My issue with “***Flawless” is that it’s WAY too short, this song is a perfect ratchet club banger with three call & response lines that will have the clubs going insane (“I woke up like dis!” being the most fun). It’s just a little weird that it comes after “Bow Down” and a speech about feminism by Chimamanda Ngozi Adichie, I just wish there was an extra minute of the song because it goes that Hard! And the video is Insane, one of my favorites of her career.  When it comes to “Blue”, I assumed it was going to be a corny ode to her first child and motherhood, but it’s actually beautifully produced with an infectious island vibe. Beyoncé matches the track so wonderfully with her voice and never over-does it. It’s just a feel good song. “Jealous” is great, but not really much else to say about it. 

They’ll Have to Grow on Me: “Superpower”, “Pretty Hurts”, “Rocket”, “Heaven”.

It’s no surprise that the 4 slower tracks are my least favorites. “Superpower” is a little too slow for me but I am getting into it a little bit more. It’s funny because the video is a lot better than the song to me with it’s slow-motion pace, the content (a violent protest against THE MAN) and pacing of the video matches up in such a weird way with the song. The “Rocket” video is amazing, and I LOVE LOVE LOVE the opening line of “let me sit this AAAAASSSSSS… on ya baby”, it totally makes me laugh. However it’s a little too Maxwell/D’Angelo sounding and I’m currently not all that in the mood for the babymaking songs. “Heaven” was such a sad emotional video, I just can’t bring myself to listen to the actual song for fear that I’ll be balling like a baby on the subway. From what I remember though it was a pretty song, just not something I’m into right now.

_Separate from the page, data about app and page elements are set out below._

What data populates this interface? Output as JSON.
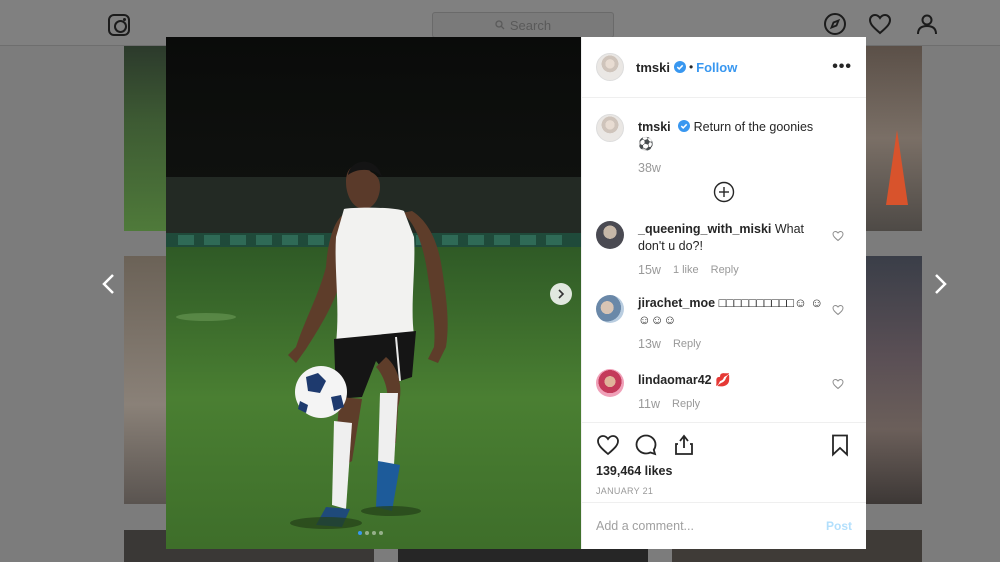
{
  "topbar": {
    "search_placeholder": "Search",
    "icons": [
      "instagram-logo-icon",
      "compass-icon",
      "heart-icon",
      "profile-icon"
    ]
  },
  "post": {
    "username": "tmski",
    "follow_label": "Follow",
    "more_label": "•••",
    "caption_username": "tmski",
    "caption_text": "Return of the goonies ⚽",
    "caption_time": "38w",
    "comments": [
      {
        "username": "_queening_with_miski",
        "text": "What don't u do?!",
        "time": "15w",
        "likes": "1 like",
        "reply": "Reply"
      },
      {
        "username": "jirachet_moe",
        "text": "□□□□□□□□□□☺ ☺☺☺☺",
        "time": "13w",
        "reply": "Reply"
      },
      {
        "username": "lindaomar42",
        "text": "💋",
        "time": "11w",
        "reply": "Reply"
      }
    ],
    "likes_text": "139,464 likes",
    "date_text": "JANUARY 21",
    "add_comment_placeholder": "Add a comment...",
    "post_label": "Post",
    "carousel": {
      "count": 4,
      "active": 1
    }
  },
  "colors": {
    "accent": "#3897f0",
    "post_disabled": "#b2dffc",
    "muted_text": "#999999"
  }
}
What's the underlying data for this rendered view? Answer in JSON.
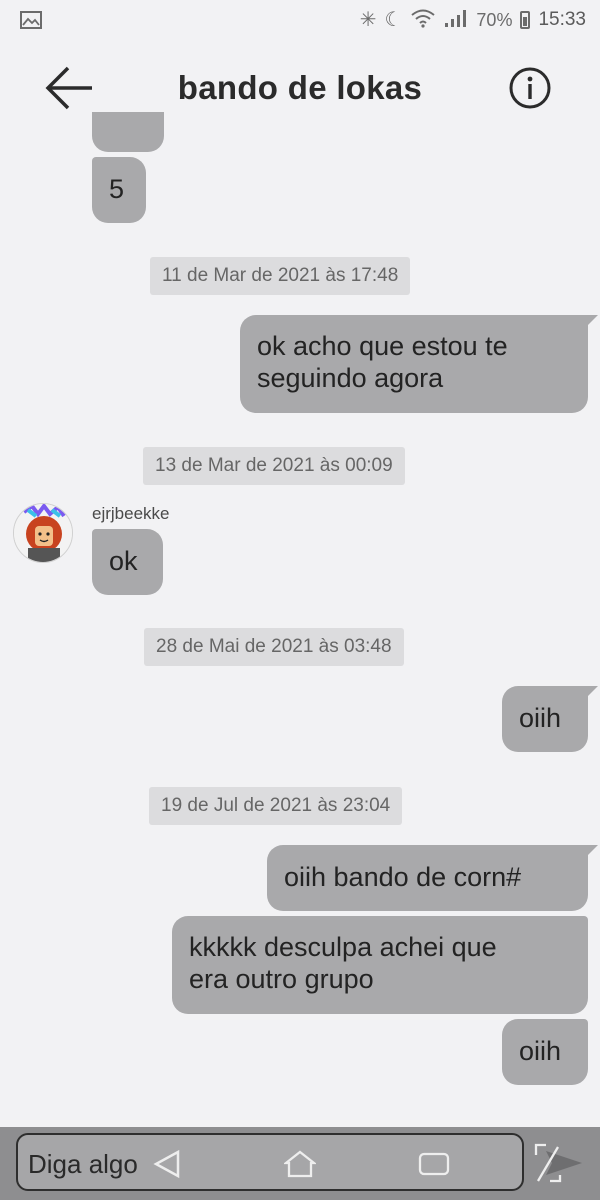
{
  "status_bar": {
    "battery": "70%",
    "time": "15:33"
  },
  "header": {
    "title": "bando de lokas"
  },
  "messages": {
    "prev_count": "5",
    "date1": "11 de Mar de 2021 às 17:48",
    "msg1_line1": "ok acho que estou te",
    "msg1_line2": "seguindo agora",
    "date2": "13 de Mar de 2021 às 00:09",
    "sender_name": "ejrjbeekke",
    "msg2": "ok",
    "date3": "28 de Mai de 2021 às 03:48",
    "msg3": "oiih",
    "date4": "19 de Jul de 2021 às 23:04",
    "msg4": "oiih bando de corn#",
    "msg5_line1": "kkkkk desculpa achei que",
    "msg5_line2": "era outro grupo",
    "msg6": "oiih"
  },
  "composer": {
    "placeholder": "Diga algo"
  },
  "colors": {
    "bubble": "#a9a9ab",
    "background": "#f2f2f4",
    "date_chip": "#dcdcde",
    "input_bar": "#8e8e90"
  }
}
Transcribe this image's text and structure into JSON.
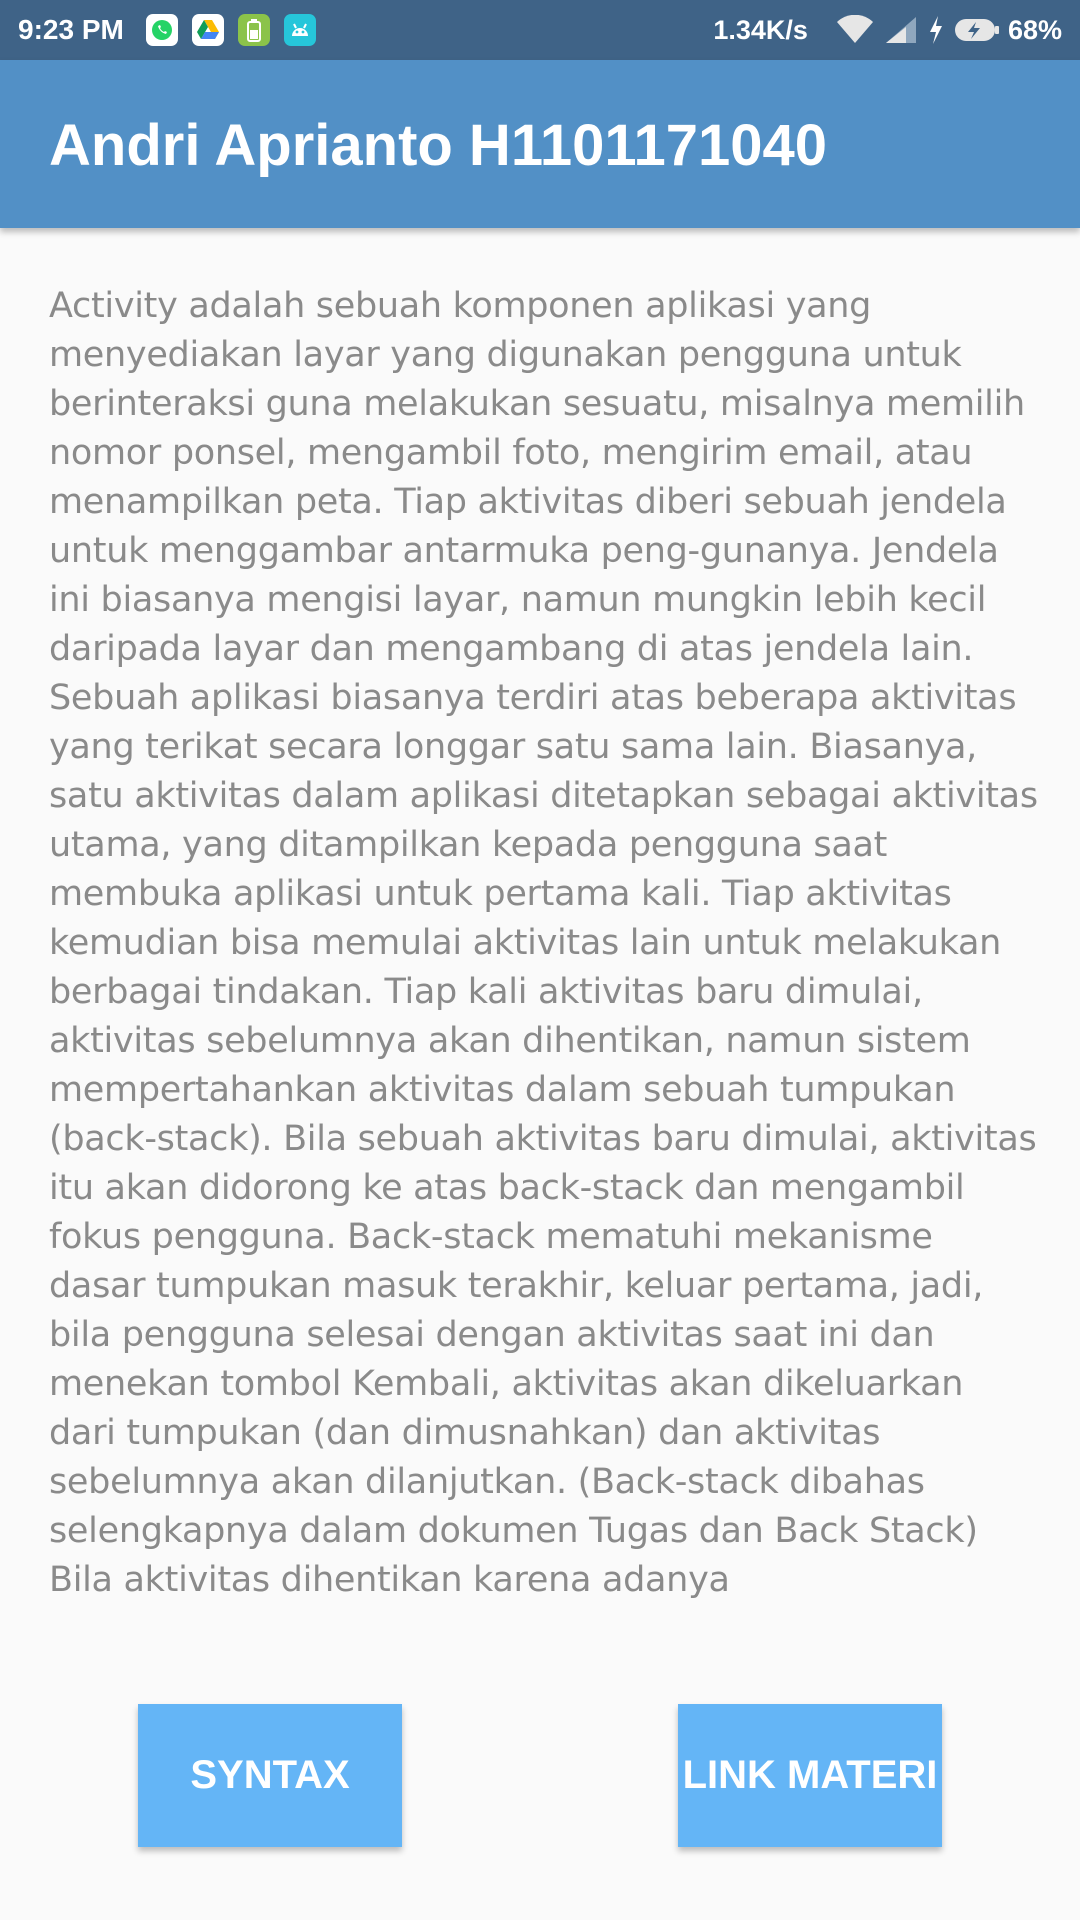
{
  "status_bar": {
    "time": "9:23 PM",
    "network_speed": "1.34K/s",
    "battery_percent": "68%",
    "notification_icons": [
      "whatsapp-icon",
      "google-drive-icon",
      "battery-app-icon",
      "android-icon"
    ],
    "system_icons": [
      "wifi-icon",
      "cell-signal-icon",
      "charging-icon",
      "battery-icon"
    ]
  },
  "app_bar": {
    "title": "Andri Aprianto H1101171040"
  },
  "content": {
    "text": "Activity adalah sebuah komponen aplikasi yang menyediakan layar yang digunakan pengguna untuk berinteraksi guna melakukan sesuatu, misalnya memilih nomor ponsel, mengambil foto, mengirim email, atau menampilkan peta. Tiap aktivitas diberi sebuah jendela untuk menggambar antarmuka peng-gunanya. Jendela ini biasanya mengisi layar, namun mungkin lebih kecil daripada layar dan mengambang di atas jendela lain. Sebuah aplikasi biasanya terdiri atas beberapa aktivitas yang terikat secara longgar satu sama lain. Biasanya, satu aktivitas dalam aplikasi ditetapkan sebagai aktivitas utama, yang ditampilkan kepada pengguna saat membuka aplikasi untuk pertama kali. Tiap aktivitas kemudian bisa memulai aktivitas lain untuk melakukan berbagai tindakan. Tiap kali aktivitas baru dimulai, aktivitas sebelumnya akan dihentikan, namun sistem mempertahankan aktivitas dalam sebuah tumpukan (back-stack). Bila sebuah aktivitas baru dimulai, aktivitas itu akan didorong ke atas back-stack dan mengambil fokus pengguna. Back-stack mematuhi mekanisme dasar tumpukan masuk terakhir, keluar pertama, jadi, bila pengguna selesai dengan aktivitas saat ini dan menekan tombol Kembali, aktivitas akan dikeluarkan dari tumpukan (dan dimusnahkan) dan aktivitas sebelumnya akan dilanjutkan. (Back-stack dibahas selengkapnya dalam dokumen Tugas dan Back Stack) Bila aktivitas dihentikan karena adanya"
  },
  "buttons": {
    "syntax_label": "SYNTAX",
    "link_materi_label": "LINK MATERI"
  },
  "colors": {
    "status_bar": "#3f6387",
    "app_bar": "#5290c6",
    "button": "#64b5f6",
    "background": "#fafafa",
    "text": "#8a8a8a"
  }
}
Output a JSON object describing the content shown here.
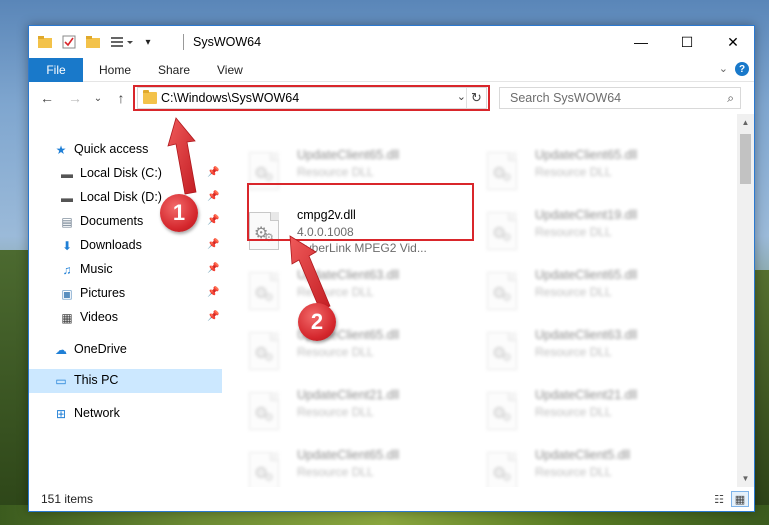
{
  "window": {
    "title": "SysWOW64",
    "buttons": {
      "minimize": "—",
      "maximize": "☐",
      "close": "✕"
    }
  },
  "ribbon": {
    "tabs": [
      "File",
      "Home",
      "Share",
      "View"
    ],
    "expand_glyph": "⌄",
    "help_glyph": "?"
  },
  "nav": {
    "back": "←",
    "forward": "→",
    "recent": "⌄",
    "up": "↑",
    "address": "C:\\Windows\\SysWOW64",
    "address_dropdown": "⌄",
    "refresh": "↻",
    "search_placeholder": "Search SysWOW64",
    "search_glyph": "⌕"
  },
  "sidebar": {
    "items": [
      {
        "label": "Quick access",
        "icon": "star-icon",
        "glyph": "★",
        "color": "#1f7fd6",
        "pinned": false
      },
      {
        "label": "Local Disk (C:)",
        "icon": "drive-icon",
        "glyph": "▬",
        "color": "#555555",
        "pinned": true
      },
      {
        "label": "Local Disk (D:)",
        "icon": "drive-icon",
        "glyph": "▬",
        "color": "#555555",
        "pinned": true
      },
      {
        "label": "Documents",
        "icon": "documents-icon",
        "glyph": "▤",
        "color": "#6b7b8c",
        "pinned": true
      },
      {
        "label": "Downloads",
        "icon": "download-icon",
        "glyph": "⬇",
        "color": "#1f7fd6",
        "pinned": true
      },
      {
        "label": "Music",
        "icon": "music-icon",
        "glyph": "♫",
        "color": "#1f7fd6",
        "pinned": true
      },
      {
        "label": "Pictures",
        "icon": "pictures-icon",
        "glyph": "▣",
        "color": "#5a8fbf",
        "pinned": true
      },
      {
        "label": "Videos",
        "icon": "videos-icon",
        "glyph": "▦",
        "color": "#444444",
        "pinned": true
      },
      {
        "label": "OneDrive",
        "icon": "onedrive-icon",
        "glyph": "☁",
        "color": "#1f7fd6",
        "pinned": false
      },
      {
        "label": "This PC",
        "icon": "pc-icon",
        "glyph": "▭",
        "color": "#1f7fd6",
        "pinned": false
      },
      {
        "label": "Network",
        "icon": "network-icon",
        "glyph": "⊞",
        "color": "#1f7fd6",
        "pinned": false
      }
    ],
    "pin_glyph": "📌"
  },
  "files": [
    {
      "name": "UpdateClient65.dll",
      "line2": "Resource DLL",
      "line3": "",
      "blurred": true
    },
    {
      "name": "UpdateClient65.dll",
      "line2": "Resource DLL",
      "line3": "",
      "blurred": true
    },
    {
      "name": "cmpg2v.dll",
      "line2": "4.0.0.1008",
      "line3": "CyberLink MPEG2 Vid...",
      "blurred": false
    },
    {
      "name": "UpdateClient19.dll",
      "line2": "Resource DLL",
      "line3": "",
      "blurred": true
    },
    {
      "name": "UpdateClient63.dll",
      "line2": "Resource DLL",
      "line3": "",
      "blurred": true
    },
    {
      "name": "UpdateClient65.dll",
      "line2": "Resource DLL",
      "line3": "",
      "blurred": true
    },
    {
      "name": "UpdateClient65.dll",
      "line2": "Resource DLL",
      "line3": "",
      "blurred": true
    },
    {
      "name": "UpdateClient63.dll",
      "line2": "Resource DLL",
      "line3": "",
      "blurred": true
    },
    {
      "name": "UpdateClient21.dll",
      "line2": "Resource DLL",
      "line3": "",
      "blurred": true
    },
    {
      "name": "UpdateClient21.dll",
      "line2": "Resource DLL",
      "line3": "",
      "blurred": true
    },
    {
      "name": "UpdateClient65.dll",
      "line2": "Resource DLL",
      "line3": "",
      "blurred": true
    },
    {
      "name": "UpdateClient5.dll",
      "line2": "Resource DLL",
      "line3": "",
      "blurred": true
    }
  ],
  "scrollbar": {
    "up": "▲",
    "down": "▼"
  },
  "status": {
    "count": "151 items",
    "view_details": "☷",
    "view_tiles": "▦"
  },
  "annotations": {
    "step1": "1",
    "step2": "2",
    "color": "#d9262b"
  }
}
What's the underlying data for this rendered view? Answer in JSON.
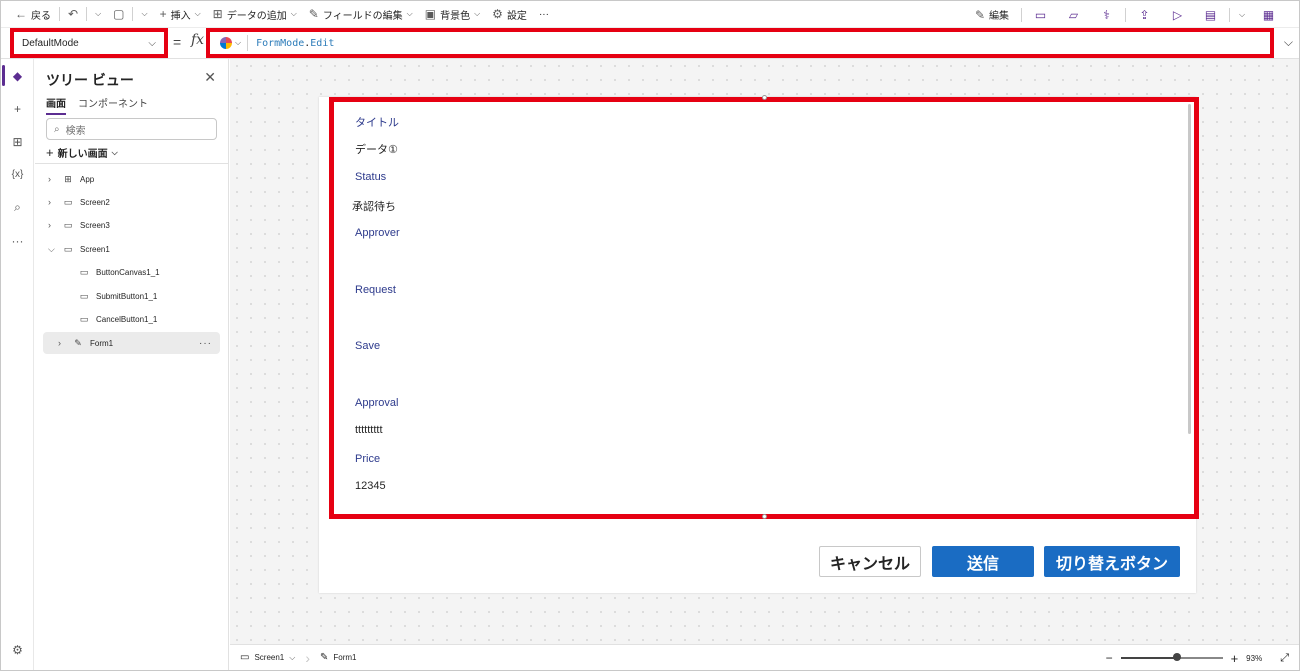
{
  "toolbar": {
    "back": "戻る",
    "insert": "挿入",
    "add_data": "データの追加",
    "edit_fields": "フィールドの編集",
    "background": "背景色",
    "settings": "設定",
    "more": "···",
    "edit": "編集"
  },
  "formula_bar": {
    "property": "DefaultMode",
    "equals": "=",
    "fx": "fx",
    "formula_object": "FormMode",
    "formula_dot": ".",
    "formula_member": "Edit"
  },
  "tree": {
    "title": "ツリー ビュー",
    "tabs": [
      "画面",
      "コンポーネント"
    ],
    "search_placeholder": "検索",
    "new_screen": "新しい画面",
    "nodes": {
      "app": "App",
      "screen2": "Screen2",
      "screen3": "Screen3",
      "screen1": "Screen1",
      "button_canvas": "ButtonCanvas1_1",
      "submit_button": "SubmitButton1_1",
      "cancel_button": "CancelButton1_1",
      "form": "Form1"
    }
  },
  "form": {
    "fields": [
      {
        "label": "タイトル",
        "value": "データ①"
      },
      {
        "label": "Status",
        "value": "承認待ち"
      },
      {
        "label": "Approver",
        "value": ""
      },
      {
        "label": "Request",
        "value": ""
      },
      {
        "label": "Save",
        "value": ""
      },
      {
        "label": "Approval",
        "value": "ttttttttt"
      },
      {
        "label": "Price",
        "value": "12345"
      }
    ]
  },
  "buttons": {
    "cancel": "キャンセル",
    "submit": "送信",
    "toggle": "切り替えボタン"
  },
  "statusbar": {
    "screen": "Screen1",
    "control": "Form1",
    "zoom": "93%",
    "zoom_level": 0.93
  },
  "colors": {
    "highlight": "#e60012",
    "accent": "#5c2d91",
    "button": "#1a6cc3",
    "label": "#2d3a8c"
  }
}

Wow, Did I Write Enough? You know I get carried away when it comes to my favorite artists and Beyoncé gave me lots to talk about. And it doesn’t end here. Hearing about the numbers this new album has done, I MUST have another blog post about her very soon.